Saturday, 27 May 2017

PMS – Pre-Menstrual Syndrome – How to cope

PMS—premenstrual syndrome—is a blight on the lives of many women of reproductive age and their families. I know, because I was one of them.

For a lucky few, the symptoms are hardly noticeable. For others it is like world war three, turning a usually stable woman into a psychotic manic depressive for one or two weeks every month. Characterised by excessive mood swings, temper tantrums, unreasonableness, depression, PMS has been responsible for women attacking their partners and children and even committing suicide and murder. So although men may snigger at it, and others take it with a pinch of salt as an excuse for bad behaviour, it is not a subject to be taken lightly.

Worse, many women have no idea that it is their monthly cycle which is affecting them so badly. Even when I had been diagnosed with PMS I still did not recognise that the reason I was feeling so bad was because of those pesky hormones. Under the influence of PMS I have smashed a window with my bare fist, attacked my husband, nearly killed my 5 year old daughter, considered killing myself. You get the picture.

So what changed my life?

Surprisingly, it was a book by Adelle Davis written in the 1970s called Let’s Get Well. Working on the principle that many of our common ailments are caused by bad nutrition, she uses research to suggest that a lack of certain vitamins and minerals can lead to all sorts of physical problems. With regard to PMS (or premenstrual tension as she calls it) she cites a study (page 221) which showed "starting approximately ten days prior to menstruation, when the ovaries are the least active, the blood calcium drops steadily and progressively. Such a calcium decrease results in premenstrual tension, nervousness, headaches, insomnia, and mental depression . . . Crimes of violence committed by women take place mostly during this period." She went on to advise taking tablets containing calcium and magnesium, and a vitamin D supplement.

So I thought, ‘What have I got to lose?’ Out I went and bought calcium and magnesium tablets, and they also contained vitamin D. Within an hour or two of taking them, the symptoms disappeared. It was as if a fog suddenly cleared, and I became normal. I felt better, I no longer had uncontrollable rages. Wow! Flushed with this success, I reported back to the doctor, who laughed. (She'd been no help in any case!) That was back in the eighties. Today, the benefits of calcium and magnesium in treating PMS are more widely recognised. And magnesium seems to be the real goodie here.

“Zinc, calcium, and magnesium are three of the most important minerals essential for good health. Magnesium aids in the absorption of calcium by the body, while zinc actively supports the body’s immune system. Women of all ages benefit immensely from the intake of magnesium. Besides keeping osteoporosis at bay, magnesium health benefits in women include relief from symptoms of menopause and premenstrual syndrome (PMS). It also minimizes the risk of premature labor.” –
So how much calcium should we take? Doctor Adelle Davis recommended that we should take half magnesium to calcium. So, if we take a supplement*, it should contain, say, 400 mg. calcium and 200 mg. magnesium. It might contain more or less, but the ratio should be the same.

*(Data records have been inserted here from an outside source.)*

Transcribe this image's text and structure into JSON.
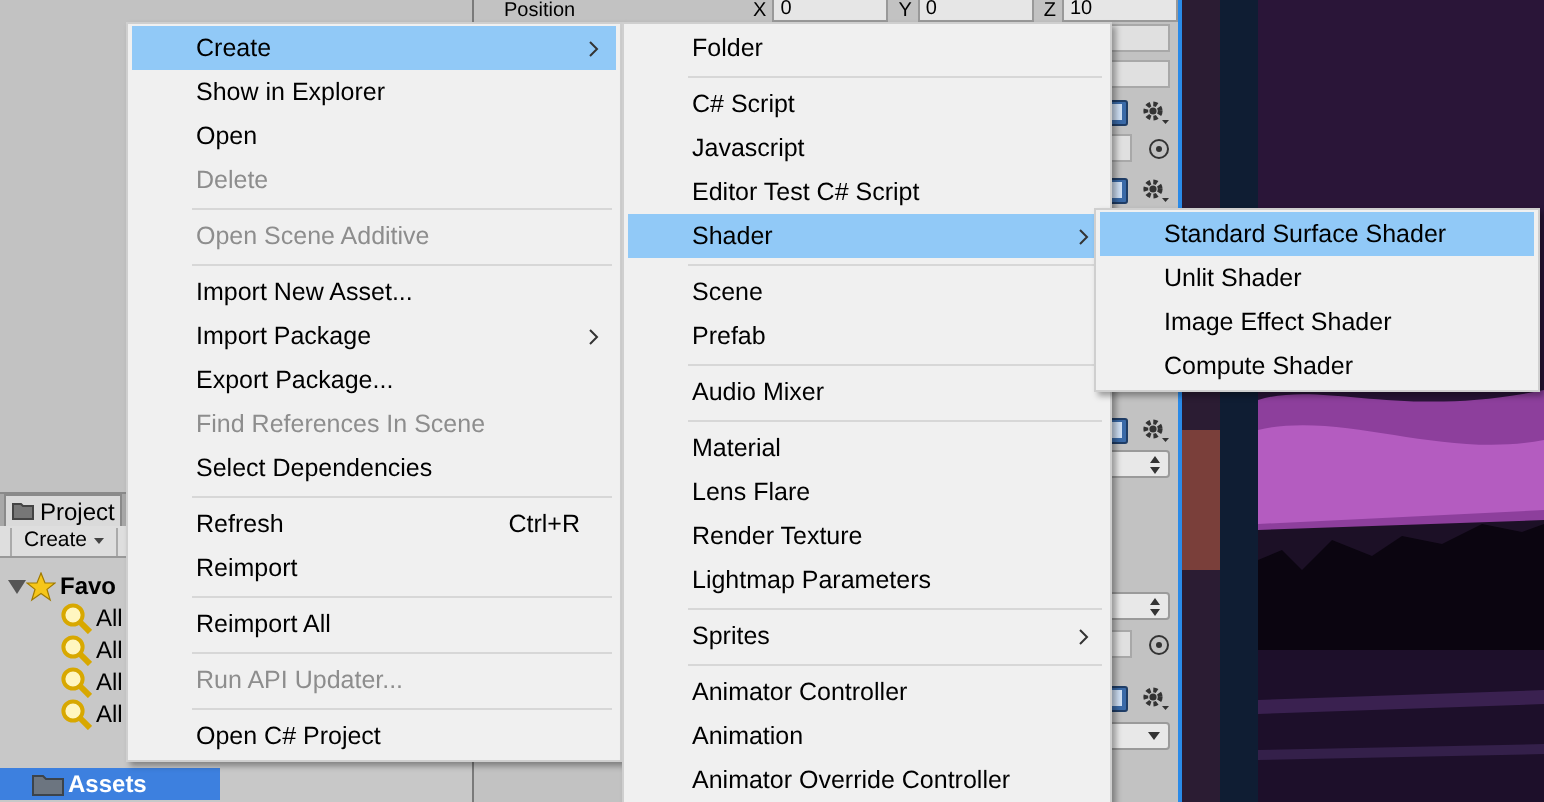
{
  "inspector": {
    "position_label": "Position",
    "axes": [
      {
        "axis": "X",
        "value": "0"
      },
      {
        "axis": "Y",
        "value": "0"
      },
      {
        "axis": "Z",
        "value": "10"
      }
    ]
  },
  "project_panel": {
    "tab": "Project",
    "create_button": "Create",
    "tree": [
      {
        "label": "Favo",
        "expanded": true,
        "selected": false,
        "children": [
          {
            "label": "All",
            "selected": false
          },
          {
            "label": "All",
            "selected": false
          },
          {
            "label": "All",
            "selected": false
          },
          {
            "label": "All",
            "selected": false
          }
        ]
      },
      {
        "label": "Assets",
        "selected": true
      }
    ]
  },
  "context_menu": {
    "items": [
      {
        "kind": "item",
        "label": "Create",
        "selected": true,
        "disabled": false,
        "submenu": true
      },
      {
        "kind": "item",
        "label": "Show in Explorer",
        "selected": false,
        "disabled": false,
        "submenu": false
      },
      {
        "kind": "item",
        "label": "Open",
        "selected": false,
        "disabled": false,
        "submenu": false
      },
      {
        "kind": "item",
        "label": "Delete",
        "selected": false,
        "disabled": true,
        "submenu": false
      },
      {
        "kind": "separator"
      },
      {
        "kind": "item",
        "label": "Open Scene Additive",
        "selected": false,
        "disabled": true,
        "submenu": false
      },
      {
        "kind": "separator"
      },
      {
        "kind": "item",
        "label": "Import New Asset...",
        "selected": false,
        "disabled": false,
        "submenu": false
      },
      {
        "kind": "item",
        "label": "Import Package",
        "selected": false,
        "disabled": false,
        "submenu": true
      },
      {
        "kind": "item",
        "label": "Export Package...",
        "selected": false,
        "disabled": false,
        "submenu": false
      },
      {
        "kind": "item",
        "label": "Find References In Scene",
        "selected": false,
        "disabled": true,
        "submenu": false
      },
      {
        "kind": "item",
        "label": "Select Dependencies",
        "selected": false,
        "disabled": false,
        "submenu": false
      },
      {
        "kind": "separator"
      },
      {
        "kind": "item",
        "label": "Refresh",
        "shortcut": "Ctrl+R",
        "selected": false,
        "disabled": false,
        "submenu": false
      },
      {
        "kind": "item",
        "label": "Reimport",
        "selected": false,
        "disabled": false,
        "submenu": false
      },
      {
        "kind": "separator"
      },
      {
        "kind": "item",
        "label": "Reimport All",
        "selected": false,
        "disabled": false,
        "submenu": false
      },
      {
        "kind": "separator"
      },
      {
        "kind": "item",
        "label": "Run API Updater...",
        "selected": false,
        "disabled": true,
        "submenu": false
      },
      {
        "kind": "separator"
      },
      {
        "kind": "item",
        "label": "Open C# Project",
        "selected": false,
        "disabled": false,
        "submenu": false
      }
    ]
  },
  "create_submenu": {
    "items": [
      {
        "kind": "item",
        "label": "Folder",
        "selected": false,
        "submenu": false
      },
      {
        "kind": "separator"
      },
      {
        "kind": "item",
        "label": "C# Script",
        "selected": false,
        "submenu": false
      },
      {
        "kind": "item",
        "label": "Javascript",
        "selected": false,
        "submenu": false
      },
      {
        "kind": "item",
        "label": "Editor Test C# Script",
        "selected": false,
        "submenu": false
      },
      {
        "kind": "item",
        "label": "Shader",
        "selected": true,
        "submenu": true
      },
      {
        "kind": "separator"
      },
      {
        "kind": "item",
        "label": "Scene",
        "selected": false,
        "submenu": false
      },
      {
        "kind": "item",
        "label": "Prefab",
        "selected": false,
        "submenu": false
      },
      {
        "kind": "separator"
      },
      {
        "kind": "item",
        "label": "Audio Mixer",
        "selected": false,
        "submenu": false
      },
      {
        "kind": "separator"
      },
      {
        "kind": "item",
        "label": "Material",
        "selected": false,
        "submenu": false
      },
      {
        "kind": "item",
        "label": "Lens Flare",
        "selected": false,
        "submenu": false
      },
      {
        "kind": "item",
        "label": "Render Texture",
        "selected": false,
        "submenu": false
      },
      {
        "kind": "item",
        "label": "Lightmap Parameters",
        "selected": false,
        "submenu": false
      },
      {
        "kind": "separator"
      },
      {
        "kind": "item",
        "label": "Sprites",
        "selected": false,
        "submenu": true
      },
      {
        "kind": "separator"
      },
      {
        "kind": "item",
        "label": "Animator Controller",
        "selected": false,
        "submenu": false
      },
      {
        "kind": "item",
        "label": "Animation",
        "selected": false,
        "submenu": false
      },
      {
        "kind": "item",
        "label": "Animator Override Controller",
        "selected": false,
        "submenu": false
      }
    ]
  },
  "shader_submenu": {
    "items": [
      {
        "kind": "item",
        "label": "Standard Surface Shader",
        "selected": true,
        "submenu": false
      },
      {
        "kind": "item",
        "label": "Unlit Shader",
        "selected": false,
        "submenu": false
      },
      {
        "kind": "item",
        "label": "Image Effect Shader",
        "selected": false,
        "submenu": false
      },
      {
        "kind": "item",
        "label": "Compute Shader",
        "selected": false,
        "submenu": false
      }
    ]
  }
}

Not to be overlooked is the benefit of Vitamin B6. “The B6 vitamin is needed for proper brain development and function and to make the hormones serotonin and norepinephrine which affect mood.” – 

The NIH [National Institutes of Health] also considers vitamin B6 "possibly effective" for alleviating upset stomach and vomiting during pregnancy, symptoms of premenstrual syndrome (including breast pain and depression) and behavioral disorders in children with low levels of serotonin (a brain chemical involved in regulating mood).”

In Britain, the government have recommended no more than 50 mg of B6 daily.

If you are taking any medication or have other health issues, consult a doctor before taking supplements.

As for me, I take a calcium and magnesium tablet every day, as well as B6, even though I am long past the menopause. Why? Because I find even now that if I don’t, within a day or two, I start to go down, become irritable, and depressed.

My mother also suffered from severe osteoporosis, and two of my daughters showed very low bone density on a scan. Meanwhile, my bone density showed 120%, way above what it needed to be, which is excellent news.

So benefits all round.

Of course, not every woman responds to the same therapy. In the event of severe depression, seek the help of a qualified doctor.


* Just so you know, I found one ‘own brand’ calcium/magnesium supplement from a well-known British health food chain to be totally ineffective. 

Evelyn Tidman is the author of historical novels, available on Amazon.


  1. You can fix all this with just one natural ingredient. Maca

    1. Never heard of it, Hannelore, but it is worth knowing about. Thank you.